Small businesses are alive and well, thank you.

Want evidence? Look no further than the recent QuickBooks Connect conference, where thousands of small business owners, accountants and software developers gathered to learn how to start and grow their businesses. The first-time event sponsored by Intuit attracted people from all walks of life and economic situations – those who refused to accept the status quo, and found the courage and hustle needed to take the plunge into entrepreneurship.

The challenge is keeping that spirit alive. Small businesses remain the engine of the economy, and when they thrive, we all thrive. They create jobs, enrich lives and spur innovation. Communities and national economies grow.

However, their success is elusive. Unfortunately, one out of two small businesses fails in the first five years, and two out of three in the first 10 years. That’s too many dreams dashed, and too many jobs lost.

That’s why we support public policies that will support and encourage small business success. Entrepreneurs are self-reliant, and they don’t count on Washington to ignite their businesses. Yet there are certainly bipartisan policies that can create more fertile ground for success, remove obstacles, and help the economy grow.

Despite the deep political divisions, there are several important small business tax and regulatory reforms that have earned bipartisan support in the past that could – and should – be approved without further delay. Consider the following:
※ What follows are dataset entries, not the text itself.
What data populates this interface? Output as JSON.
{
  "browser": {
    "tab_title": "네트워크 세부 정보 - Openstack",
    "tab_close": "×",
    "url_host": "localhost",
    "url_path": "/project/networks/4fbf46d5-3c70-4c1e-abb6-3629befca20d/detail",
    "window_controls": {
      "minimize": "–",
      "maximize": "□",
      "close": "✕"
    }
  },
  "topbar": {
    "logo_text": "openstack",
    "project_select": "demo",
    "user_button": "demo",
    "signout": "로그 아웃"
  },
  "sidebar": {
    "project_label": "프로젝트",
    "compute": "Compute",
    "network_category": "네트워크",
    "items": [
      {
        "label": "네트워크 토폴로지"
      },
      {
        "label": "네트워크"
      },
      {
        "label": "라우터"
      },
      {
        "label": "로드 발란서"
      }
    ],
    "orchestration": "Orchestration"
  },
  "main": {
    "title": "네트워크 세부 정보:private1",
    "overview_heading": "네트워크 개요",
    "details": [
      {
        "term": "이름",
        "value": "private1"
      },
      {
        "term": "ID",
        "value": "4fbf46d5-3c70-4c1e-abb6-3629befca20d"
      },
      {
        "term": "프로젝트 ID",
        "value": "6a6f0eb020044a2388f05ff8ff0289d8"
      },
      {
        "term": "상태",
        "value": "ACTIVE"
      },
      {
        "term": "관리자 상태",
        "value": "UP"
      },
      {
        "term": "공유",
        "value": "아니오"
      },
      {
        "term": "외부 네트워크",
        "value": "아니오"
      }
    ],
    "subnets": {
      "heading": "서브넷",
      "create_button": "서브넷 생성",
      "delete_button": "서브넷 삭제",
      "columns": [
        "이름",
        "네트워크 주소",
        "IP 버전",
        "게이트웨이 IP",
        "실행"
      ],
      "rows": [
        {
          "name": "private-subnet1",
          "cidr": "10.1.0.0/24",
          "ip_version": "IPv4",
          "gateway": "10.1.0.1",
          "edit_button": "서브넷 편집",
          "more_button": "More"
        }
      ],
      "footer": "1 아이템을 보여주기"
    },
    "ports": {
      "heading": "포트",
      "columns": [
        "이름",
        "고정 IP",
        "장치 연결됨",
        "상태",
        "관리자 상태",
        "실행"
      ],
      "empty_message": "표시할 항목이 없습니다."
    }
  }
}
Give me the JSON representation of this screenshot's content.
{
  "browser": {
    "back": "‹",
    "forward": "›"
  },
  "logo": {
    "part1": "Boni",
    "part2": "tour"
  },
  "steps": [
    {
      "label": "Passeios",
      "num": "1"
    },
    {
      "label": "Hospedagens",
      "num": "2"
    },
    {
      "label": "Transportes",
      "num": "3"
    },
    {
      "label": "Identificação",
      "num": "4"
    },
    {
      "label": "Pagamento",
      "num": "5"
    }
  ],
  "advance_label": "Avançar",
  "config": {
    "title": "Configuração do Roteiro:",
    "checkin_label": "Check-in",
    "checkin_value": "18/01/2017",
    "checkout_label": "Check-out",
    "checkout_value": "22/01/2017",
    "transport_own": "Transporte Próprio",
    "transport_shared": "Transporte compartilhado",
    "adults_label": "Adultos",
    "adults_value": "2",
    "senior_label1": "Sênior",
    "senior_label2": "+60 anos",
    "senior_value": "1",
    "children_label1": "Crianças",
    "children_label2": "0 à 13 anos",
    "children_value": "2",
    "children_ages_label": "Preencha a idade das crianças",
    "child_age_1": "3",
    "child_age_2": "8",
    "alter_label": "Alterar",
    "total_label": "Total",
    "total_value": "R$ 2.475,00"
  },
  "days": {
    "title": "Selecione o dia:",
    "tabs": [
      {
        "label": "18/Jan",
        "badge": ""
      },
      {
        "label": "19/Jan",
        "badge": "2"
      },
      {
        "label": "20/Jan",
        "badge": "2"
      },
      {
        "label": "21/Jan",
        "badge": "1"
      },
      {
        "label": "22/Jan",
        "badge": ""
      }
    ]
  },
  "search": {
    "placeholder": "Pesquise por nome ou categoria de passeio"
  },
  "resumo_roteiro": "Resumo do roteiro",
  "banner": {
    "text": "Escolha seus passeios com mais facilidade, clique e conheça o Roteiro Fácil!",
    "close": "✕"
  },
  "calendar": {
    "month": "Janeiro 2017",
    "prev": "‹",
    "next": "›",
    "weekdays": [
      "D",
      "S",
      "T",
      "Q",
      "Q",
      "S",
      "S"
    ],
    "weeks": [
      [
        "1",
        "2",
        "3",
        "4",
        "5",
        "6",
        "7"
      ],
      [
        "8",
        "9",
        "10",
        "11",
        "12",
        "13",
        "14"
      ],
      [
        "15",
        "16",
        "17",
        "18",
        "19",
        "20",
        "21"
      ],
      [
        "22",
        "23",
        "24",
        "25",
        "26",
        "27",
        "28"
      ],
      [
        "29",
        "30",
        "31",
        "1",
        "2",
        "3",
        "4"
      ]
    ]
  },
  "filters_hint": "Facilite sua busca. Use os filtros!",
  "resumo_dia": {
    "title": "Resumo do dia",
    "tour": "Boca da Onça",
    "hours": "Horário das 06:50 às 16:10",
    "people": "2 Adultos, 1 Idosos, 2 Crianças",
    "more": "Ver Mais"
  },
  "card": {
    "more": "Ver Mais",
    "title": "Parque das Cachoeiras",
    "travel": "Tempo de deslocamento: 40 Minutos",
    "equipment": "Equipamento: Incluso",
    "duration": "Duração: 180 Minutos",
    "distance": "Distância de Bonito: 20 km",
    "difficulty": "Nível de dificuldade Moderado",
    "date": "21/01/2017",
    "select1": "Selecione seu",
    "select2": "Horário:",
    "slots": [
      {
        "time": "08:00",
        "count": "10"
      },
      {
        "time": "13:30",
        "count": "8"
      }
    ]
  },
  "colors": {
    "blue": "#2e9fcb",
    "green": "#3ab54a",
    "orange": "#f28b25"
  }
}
  • Deducting small business capital expenditures: Even with bipartisan support in the past, this idea has not yet become law. Legislators on both sides of the aisle have also favored making health insurance premiums fully deductible for self-employed individuals – just as they are for larger businesses – and that ought to be a priority for action as well.
  • Reducing regulatory and government compliance burdens on small businesses: No one disputes the need to protect employees, consumers and the environment. Yet in 2010, the U.S. Small Business Administration found that the costs of regulation on businesses with fewer than 20 workers amounted to more than $10,000 per employee. The Governments of the United States, United Kingdom and Australia, among others, have all declared similar national strategic objectives for burden reduction and reform. The key will be sustained action agendas to really make a meaningful difference over time.

The private sector must play a role as well. For example, we know that it’s tough for entrepreneurs to get money to start or expand their businesses, especially those owned by minorities, women and the disadvantaged. And in many cases, they wait too long to get paid by large customers.

To address this problem, Intuit CEO Brad Smith met with President Obama and other business and government leaders to discuss ways that policymakers can improve small business access to capital. As a result, we and others have pledged to pay our small business suppliers within 10 days – putting more cash in their bank accounts a lot faster.  We’re also working to match lenders with QuickBooks users, which has improved acceptance rates and generated more than $45 million in loans.

Common-sense reforms are worth fighting for – because when it comes to small businesses, the little things can add up to very big things:

  • If the average small business could raise its profit margin just 2.5 percent, it would generate an extra $500 of profit a month. That adds up to $300 billion more in economic activity flowing through our local communities each year.
  • If one out of three businesses with employees could hire one more person, we could take a huge bite out of unemployment.
  • If the survival rate of small businesses with employees improved by just five percent over the next decade, we’d see an additional 250,000 small businesses employing 5 million additional workers. That matches the number of jobs the entire U.S. economy created in the last two years.

That’s why we strongly believe an aggressive small business action agenda needs to be a national, bi-partisan imperative. With our 30 years of experience championing and empowering small businesses, Intuit stands ready to offer our insights in moving that agenda forward – and keeping America’s entrepreneurial spirit alive. Together we can make a difference that matters.

This piece is part of Intuit’s series on “Empowering People’s Financial Lives.” For more, please see: Intuit’s Hub